Data to process:
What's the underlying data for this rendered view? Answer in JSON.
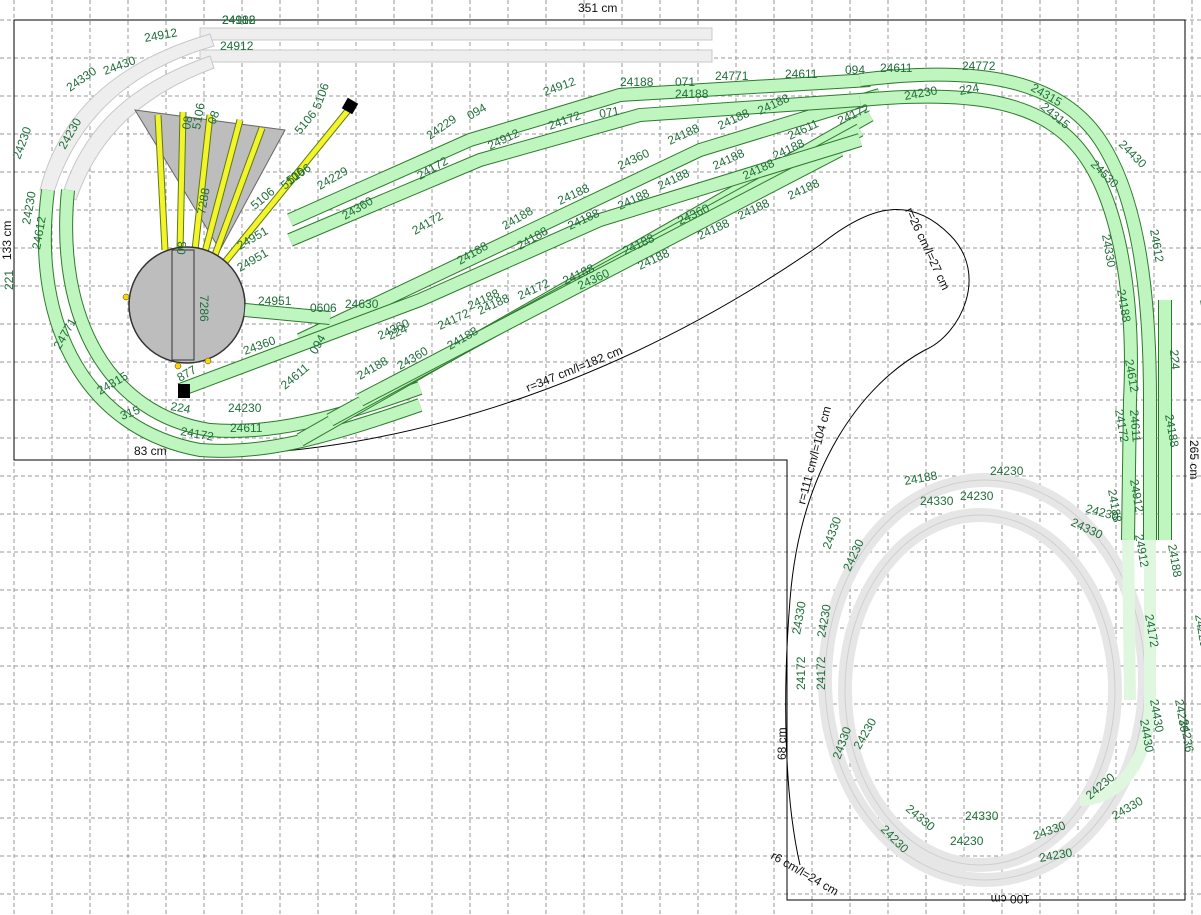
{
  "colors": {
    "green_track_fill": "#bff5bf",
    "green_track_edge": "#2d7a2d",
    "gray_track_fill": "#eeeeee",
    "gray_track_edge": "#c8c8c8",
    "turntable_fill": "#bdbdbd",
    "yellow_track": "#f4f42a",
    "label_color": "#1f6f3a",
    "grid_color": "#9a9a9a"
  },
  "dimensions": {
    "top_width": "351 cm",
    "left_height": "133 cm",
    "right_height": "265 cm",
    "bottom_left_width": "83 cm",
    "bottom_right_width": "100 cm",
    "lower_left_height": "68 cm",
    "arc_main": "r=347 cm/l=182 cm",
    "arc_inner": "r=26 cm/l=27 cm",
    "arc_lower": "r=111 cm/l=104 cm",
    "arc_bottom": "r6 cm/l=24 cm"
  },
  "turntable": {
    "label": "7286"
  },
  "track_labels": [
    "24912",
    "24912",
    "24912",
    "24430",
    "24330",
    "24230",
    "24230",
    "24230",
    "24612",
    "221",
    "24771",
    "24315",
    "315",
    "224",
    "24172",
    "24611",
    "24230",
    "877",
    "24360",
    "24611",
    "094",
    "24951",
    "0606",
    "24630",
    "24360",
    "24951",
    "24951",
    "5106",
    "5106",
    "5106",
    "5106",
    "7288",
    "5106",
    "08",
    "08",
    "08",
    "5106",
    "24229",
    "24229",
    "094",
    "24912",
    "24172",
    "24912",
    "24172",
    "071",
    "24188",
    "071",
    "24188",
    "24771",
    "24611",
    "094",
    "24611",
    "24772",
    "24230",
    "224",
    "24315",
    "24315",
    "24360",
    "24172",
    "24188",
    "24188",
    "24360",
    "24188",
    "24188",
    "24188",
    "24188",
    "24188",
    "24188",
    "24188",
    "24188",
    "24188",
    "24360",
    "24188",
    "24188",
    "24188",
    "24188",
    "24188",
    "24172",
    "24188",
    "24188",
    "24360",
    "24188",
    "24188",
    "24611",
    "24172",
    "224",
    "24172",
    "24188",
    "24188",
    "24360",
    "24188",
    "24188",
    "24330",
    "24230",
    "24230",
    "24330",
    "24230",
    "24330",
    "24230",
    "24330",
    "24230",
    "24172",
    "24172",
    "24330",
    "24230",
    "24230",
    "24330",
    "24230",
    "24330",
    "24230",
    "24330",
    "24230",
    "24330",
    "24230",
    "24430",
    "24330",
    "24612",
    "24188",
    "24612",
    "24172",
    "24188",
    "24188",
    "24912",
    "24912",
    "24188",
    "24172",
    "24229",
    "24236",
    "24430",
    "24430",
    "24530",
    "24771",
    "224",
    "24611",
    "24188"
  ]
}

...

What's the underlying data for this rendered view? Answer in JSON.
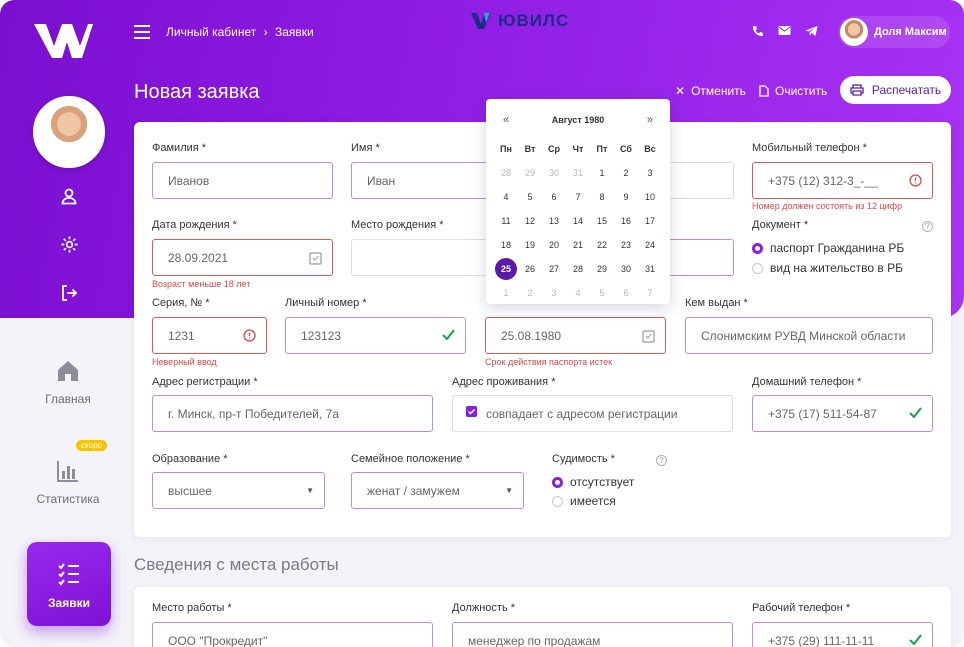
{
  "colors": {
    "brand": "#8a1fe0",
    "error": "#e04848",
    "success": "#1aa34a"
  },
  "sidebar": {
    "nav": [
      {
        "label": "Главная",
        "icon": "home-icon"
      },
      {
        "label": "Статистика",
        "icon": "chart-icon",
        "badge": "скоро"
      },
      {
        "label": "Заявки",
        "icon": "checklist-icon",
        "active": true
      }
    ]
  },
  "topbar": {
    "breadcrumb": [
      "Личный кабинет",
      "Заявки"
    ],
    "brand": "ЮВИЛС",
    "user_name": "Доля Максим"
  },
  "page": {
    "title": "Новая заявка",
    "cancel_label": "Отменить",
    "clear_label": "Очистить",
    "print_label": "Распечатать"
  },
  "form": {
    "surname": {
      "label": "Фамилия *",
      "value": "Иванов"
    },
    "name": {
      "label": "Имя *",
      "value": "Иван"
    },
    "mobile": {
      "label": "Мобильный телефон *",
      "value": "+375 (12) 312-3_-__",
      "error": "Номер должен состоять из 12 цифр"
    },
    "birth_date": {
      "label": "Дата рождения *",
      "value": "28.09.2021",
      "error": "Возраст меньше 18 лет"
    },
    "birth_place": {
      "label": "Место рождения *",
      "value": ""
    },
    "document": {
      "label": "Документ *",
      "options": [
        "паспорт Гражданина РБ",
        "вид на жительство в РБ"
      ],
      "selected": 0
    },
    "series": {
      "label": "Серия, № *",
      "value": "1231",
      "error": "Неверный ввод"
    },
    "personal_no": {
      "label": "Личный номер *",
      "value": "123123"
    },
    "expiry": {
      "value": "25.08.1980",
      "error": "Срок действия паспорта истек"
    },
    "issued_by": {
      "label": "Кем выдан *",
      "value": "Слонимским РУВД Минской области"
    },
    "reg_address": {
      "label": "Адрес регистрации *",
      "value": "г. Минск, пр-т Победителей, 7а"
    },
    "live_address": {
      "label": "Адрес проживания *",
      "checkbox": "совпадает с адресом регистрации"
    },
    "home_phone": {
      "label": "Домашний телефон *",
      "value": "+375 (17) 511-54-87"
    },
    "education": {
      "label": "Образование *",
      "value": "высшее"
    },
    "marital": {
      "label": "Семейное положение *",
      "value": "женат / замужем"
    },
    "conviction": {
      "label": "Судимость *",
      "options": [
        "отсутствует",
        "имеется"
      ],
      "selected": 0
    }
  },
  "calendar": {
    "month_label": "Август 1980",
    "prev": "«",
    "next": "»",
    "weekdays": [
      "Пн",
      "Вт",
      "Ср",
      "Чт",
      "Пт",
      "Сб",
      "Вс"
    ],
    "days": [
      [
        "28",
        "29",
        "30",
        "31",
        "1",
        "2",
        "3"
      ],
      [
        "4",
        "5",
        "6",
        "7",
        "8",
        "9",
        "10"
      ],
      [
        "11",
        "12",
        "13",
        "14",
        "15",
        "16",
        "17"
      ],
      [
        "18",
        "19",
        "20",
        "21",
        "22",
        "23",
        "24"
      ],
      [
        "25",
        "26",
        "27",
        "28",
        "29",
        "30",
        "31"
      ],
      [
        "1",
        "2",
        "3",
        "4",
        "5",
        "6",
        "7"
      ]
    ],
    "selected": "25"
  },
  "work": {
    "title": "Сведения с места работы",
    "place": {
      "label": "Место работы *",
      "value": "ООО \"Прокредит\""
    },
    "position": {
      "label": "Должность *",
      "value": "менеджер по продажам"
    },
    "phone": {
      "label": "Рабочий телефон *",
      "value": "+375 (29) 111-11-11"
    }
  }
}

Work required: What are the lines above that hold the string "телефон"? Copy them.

Expected answer:
      "label": "Мобильный телефон *",
      "label": "Домашний телефон *",
      "label": "Рабочий телефон *",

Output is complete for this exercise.